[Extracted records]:
===============
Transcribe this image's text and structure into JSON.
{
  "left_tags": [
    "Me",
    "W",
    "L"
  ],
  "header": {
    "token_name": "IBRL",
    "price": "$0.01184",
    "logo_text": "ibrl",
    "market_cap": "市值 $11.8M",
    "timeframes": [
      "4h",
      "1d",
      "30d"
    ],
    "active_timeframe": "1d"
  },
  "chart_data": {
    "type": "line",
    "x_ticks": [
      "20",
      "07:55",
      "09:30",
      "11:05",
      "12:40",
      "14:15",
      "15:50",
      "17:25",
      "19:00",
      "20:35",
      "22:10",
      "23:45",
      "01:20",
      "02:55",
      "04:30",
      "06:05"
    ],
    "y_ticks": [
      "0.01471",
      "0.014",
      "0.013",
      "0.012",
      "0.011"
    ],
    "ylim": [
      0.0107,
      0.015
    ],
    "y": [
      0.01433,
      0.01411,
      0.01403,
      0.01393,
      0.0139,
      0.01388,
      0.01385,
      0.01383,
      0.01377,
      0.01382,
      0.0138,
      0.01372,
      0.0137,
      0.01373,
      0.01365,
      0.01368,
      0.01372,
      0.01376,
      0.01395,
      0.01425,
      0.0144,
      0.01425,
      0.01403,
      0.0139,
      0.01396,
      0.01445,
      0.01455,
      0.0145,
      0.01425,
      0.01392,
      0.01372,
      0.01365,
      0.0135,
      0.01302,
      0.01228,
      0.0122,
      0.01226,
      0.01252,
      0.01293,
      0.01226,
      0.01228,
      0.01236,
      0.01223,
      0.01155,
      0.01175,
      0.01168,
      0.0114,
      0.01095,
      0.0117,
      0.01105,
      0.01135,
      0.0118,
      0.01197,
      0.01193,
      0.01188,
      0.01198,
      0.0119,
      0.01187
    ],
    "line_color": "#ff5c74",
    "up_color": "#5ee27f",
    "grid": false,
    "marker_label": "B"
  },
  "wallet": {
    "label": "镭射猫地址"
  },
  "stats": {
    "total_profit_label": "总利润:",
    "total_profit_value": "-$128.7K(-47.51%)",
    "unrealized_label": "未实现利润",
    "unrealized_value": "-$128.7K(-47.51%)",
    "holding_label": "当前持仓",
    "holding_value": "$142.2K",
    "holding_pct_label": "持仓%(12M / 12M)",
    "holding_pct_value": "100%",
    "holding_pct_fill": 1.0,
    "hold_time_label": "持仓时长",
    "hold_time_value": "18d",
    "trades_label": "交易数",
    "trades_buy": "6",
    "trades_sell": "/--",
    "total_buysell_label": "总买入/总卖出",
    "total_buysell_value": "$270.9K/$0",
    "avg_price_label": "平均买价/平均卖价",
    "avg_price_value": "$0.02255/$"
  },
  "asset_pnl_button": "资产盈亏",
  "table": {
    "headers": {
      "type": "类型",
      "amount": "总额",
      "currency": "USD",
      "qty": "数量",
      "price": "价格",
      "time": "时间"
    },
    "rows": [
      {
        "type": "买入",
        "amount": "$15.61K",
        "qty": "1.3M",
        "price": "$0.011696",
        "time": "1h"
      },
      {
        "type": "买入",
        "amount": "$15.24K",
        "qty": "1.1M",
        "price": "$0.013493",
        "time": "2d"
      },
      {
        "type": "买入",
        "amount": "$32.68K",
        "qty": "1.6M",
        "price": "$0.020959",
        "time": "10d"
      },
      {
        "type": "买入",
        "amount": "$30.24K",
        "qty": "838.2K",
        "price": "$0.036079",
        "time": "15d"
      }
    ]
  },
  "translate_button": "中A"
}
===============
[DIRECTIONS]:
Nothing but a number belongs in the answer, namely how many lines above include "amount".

[RESPONSE BELOW]:
5